SAN DIEGO (NEWS 8) — Hurricane Florence is set to make landfall along the Carolina coast and it’s bringing devastating rain and wind. Experts say with the right conditions a hurricane is possible here in San Diego, but what kind of impact would it have?
Some of San Diego's pristine coastline could find itself under water in the next hundred years with the chance of damage extending further inland during a bad storm.
It's important to mention there are a lot of factors that could change and even scientists say it's anyone's guess what could happen.
Studies show sea levels could rise one to eight feet with six being fairly consistent. Basically, we'd be underwater along the coast of Imperial Beach and much of the Strand in the next century.
But researchers caution this is bathtub data. If a storm hits it creates a surge.
RELATED: WATCH LIVE: Hurricane Florence live streams from Carolinas
Just five feet of water is enough to send the surge into homes and businesses. When that gets up to 7 to 12 feet that's enough to fill the first floor of a building. 12 to 15 feet puts most homes completely under water. And 20 feet of water would overwhelm entire cities.
San Diego experienced hurricane force winds back in 1858 when a tropical cyclone caused widespread damage along the coast.
NOAA researchers estimate if the cyclone hit today, the damage would cost about $650-million and cause significant loss of life.
It's not unheard of in modern times. Tropical storm Kathleen dumped almost a foot of water in 1976. Its track from Baja California north is the most likely of any potential future storm
That's because it requires water warmer than 80 degrees to build strength.
In the past it would start to break up closer to San Diego as water temperatures cooled, but temperatures are rising.
San Diego officials and residents held commemorative events around the county Tuesday on the 40th anniversary of the Pacific Southwest Airlines Flight 182 crash.
In 1978, the PSA Flight 182 crash killed 144 people and scattered wreckage across North Park, San Diego. On Tuesday surviving family members and first responders came together for a commemoration event at Grossmont College.
A popular Oceanside bar has lost its liquor license. The owners of Firewater Saloon claim the city is trying to run their business out of town.

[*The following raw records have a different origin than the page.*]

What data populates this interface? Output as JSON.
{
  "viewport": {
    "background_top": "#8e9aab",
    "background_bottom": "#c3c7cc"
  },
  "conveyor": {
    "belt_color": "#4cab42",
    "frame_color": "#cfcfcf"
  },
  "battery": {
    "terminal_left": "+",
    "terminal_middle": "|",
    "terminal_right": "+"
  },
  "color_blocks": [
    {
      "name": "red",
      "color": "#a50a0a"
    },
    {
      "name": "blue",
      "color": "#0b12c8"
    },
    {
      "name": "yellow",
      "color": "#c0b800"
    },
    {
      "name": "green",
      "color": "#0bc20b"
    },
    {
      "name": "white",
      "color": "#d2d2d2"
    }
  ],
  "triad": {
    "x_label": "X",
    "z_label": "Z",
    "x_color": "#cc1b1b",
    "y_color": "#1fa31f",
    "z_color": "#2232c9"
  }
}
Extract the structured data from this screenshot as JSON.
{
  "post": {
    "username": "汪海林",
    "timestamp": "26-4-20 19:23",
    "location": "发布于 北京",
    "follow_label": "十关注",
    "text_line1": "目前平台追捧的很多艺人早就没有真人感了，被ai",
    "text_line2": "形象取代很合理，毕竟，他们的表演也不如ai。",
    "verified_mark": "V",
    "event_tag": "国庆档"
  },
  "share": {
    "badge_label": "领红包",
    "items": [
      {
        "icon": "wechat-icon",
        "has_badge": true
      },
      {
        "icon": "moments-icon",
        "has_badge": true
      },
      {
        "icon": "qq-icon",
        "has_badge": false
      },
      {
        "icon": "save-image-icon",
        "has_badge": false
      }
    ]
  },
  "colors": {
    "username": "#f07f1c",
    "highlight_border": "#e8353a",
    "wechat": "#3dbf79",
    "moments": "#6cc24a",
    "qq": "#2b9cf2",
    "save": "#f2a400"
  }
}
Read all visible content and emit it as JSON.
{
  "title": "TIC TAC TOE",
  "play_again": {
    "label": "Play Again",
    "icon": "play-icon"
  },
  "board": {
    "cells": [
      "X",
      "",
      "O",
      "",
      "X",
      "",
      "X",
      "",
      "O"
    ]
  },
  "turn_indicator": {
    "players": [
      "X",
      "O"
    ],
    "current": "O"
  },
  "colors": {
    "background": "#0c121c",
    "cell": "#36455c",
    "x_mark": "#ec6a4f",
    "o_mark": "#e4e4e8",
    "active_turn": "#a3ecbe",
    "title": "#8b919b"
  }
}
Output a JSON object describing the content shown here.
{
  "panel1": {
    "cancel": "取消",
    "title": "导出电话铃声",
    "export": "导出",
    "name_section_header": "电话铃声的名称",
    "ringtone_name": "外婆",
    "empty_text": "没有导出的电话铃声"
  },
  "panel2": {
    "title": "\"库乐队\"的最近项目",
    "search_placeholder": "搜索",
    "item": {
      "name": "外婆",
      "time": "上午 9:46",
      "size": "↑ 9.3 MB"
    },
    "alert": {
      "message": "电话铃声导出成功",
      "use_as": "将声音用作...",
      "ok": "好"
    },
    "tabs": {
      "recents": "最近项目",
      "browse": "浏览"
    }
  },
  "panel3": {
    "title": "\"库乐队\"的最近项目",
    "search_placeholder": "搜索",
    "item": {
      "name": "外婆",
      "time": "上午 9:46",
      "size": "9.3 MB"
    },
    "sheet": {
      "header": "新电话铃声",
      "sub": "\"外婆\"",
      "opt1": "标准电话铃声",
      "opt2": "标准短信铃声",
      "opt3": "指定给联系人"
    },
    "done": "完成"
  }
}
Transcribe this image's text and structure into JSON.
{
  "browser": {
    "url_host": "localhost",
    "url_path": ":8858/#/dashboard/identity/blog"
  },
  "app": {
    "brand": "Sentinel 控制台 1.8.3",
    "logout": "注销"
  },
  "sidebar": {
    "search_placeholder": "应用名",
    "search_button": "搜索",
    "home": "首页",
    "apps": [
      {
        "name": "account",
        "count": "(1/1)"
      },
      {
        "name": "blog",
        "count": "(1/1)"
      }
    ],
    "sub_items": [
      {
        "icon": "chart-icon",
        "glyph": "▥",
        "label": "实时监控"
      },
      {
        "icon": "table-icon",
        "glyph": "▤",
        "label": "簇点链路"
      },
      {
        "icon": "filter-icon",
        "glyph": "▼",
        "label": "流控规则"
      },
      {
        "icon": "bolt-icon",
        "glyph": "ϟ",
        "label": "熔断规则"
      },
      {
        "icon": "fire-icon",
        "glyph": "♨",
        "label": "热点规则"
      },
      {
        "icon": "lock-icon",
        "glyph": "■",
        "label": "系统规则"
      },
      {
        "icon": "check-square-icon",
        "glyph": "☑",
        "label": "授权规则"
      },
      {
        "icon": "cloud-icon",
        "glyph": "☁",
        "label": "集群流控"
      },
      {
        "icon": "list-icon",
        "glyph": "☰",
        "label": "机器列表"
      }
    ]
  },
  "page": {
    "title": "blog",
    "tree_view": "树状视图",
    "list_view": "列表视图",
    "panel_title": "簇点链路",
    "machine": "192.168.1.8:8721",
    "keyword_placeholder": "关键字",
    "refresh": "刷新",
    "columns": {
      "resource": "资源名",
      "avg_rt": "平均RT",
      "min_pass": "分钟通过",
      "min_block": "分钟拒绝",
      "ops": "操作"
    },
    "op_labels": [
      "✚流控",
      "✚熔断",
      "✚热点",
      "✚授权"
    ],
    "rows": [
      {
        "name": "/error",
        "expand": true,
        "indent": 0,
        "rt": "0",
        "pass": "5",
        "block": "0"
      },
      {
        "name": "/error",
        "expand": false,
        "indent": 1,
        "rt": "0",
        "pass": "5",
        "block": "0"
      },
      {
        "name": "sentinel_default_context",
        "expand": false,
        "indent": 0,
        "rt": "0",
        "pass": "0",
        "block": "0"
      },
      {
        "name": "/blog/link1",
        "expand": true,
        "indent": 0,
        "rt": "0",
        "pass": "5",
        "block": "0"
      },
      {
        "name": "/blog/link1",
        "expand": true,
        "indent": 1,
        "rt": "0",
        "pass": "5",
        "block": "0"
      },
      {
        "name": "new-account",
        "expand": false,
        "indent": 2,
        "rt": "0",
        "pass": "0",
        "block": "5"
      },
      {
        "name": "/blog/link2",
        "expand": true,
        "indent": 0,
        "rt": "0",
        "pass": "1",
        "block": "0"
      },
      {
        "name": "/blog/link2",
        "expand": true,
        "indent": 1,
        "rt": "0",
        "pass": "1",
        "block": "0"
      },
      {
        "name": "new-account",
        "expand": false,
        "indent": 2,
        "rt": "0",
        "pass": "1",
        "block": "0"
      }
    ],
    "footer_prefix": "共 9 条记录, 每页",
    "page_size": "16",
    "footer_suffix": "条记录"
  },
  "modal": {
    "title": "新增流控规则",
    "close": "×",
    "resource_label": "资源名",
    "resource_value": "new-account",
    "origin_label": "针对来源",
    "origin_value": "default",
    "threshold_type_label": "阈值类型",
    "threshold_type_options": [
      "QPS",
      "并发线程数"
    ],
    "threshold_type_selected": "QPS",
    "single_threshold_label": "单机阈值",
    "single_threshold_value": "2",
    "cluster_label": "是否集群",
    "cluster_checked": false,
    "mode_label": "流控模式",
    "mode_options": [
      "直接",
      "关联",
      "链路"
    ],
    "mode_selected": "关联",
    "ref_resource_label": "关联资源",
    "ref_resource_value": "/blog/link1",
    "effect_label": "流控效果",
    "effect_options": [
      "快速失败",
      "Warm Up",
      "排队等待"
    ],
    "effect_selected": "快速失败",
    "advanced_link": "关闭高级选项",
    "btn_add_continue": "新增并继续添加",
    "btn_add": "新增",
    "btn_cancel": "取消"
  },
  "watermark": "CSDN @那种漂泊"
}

Officials say the suspension is because of disorderly activity on the premises.
After 35-years in business, the Chula Vista RV Resort will be shutting its doors on February 1, 2019.
September 25, 1978 is a date imprinted in the memories of many San Diegans. Those that lived here – and elsewhere – remember the shocking images of plane wreckage on fire and homes ablaze following the crash of PSA Flight 182, which was 40 years ago Tuesday.
If you want to vote in the Nov. 6 Gubernatorial General Election, the deadline to register is Monday, Oct. 22.
San Diego Gas & Electric announced on Tuesday the activation of a 15-mile transmission line from Sycamore Canyon to Penasquitos to improve electrical reliability.
You can check out a rarely seen portion of the Ramona Grasslands Preserve, but only for a limited time!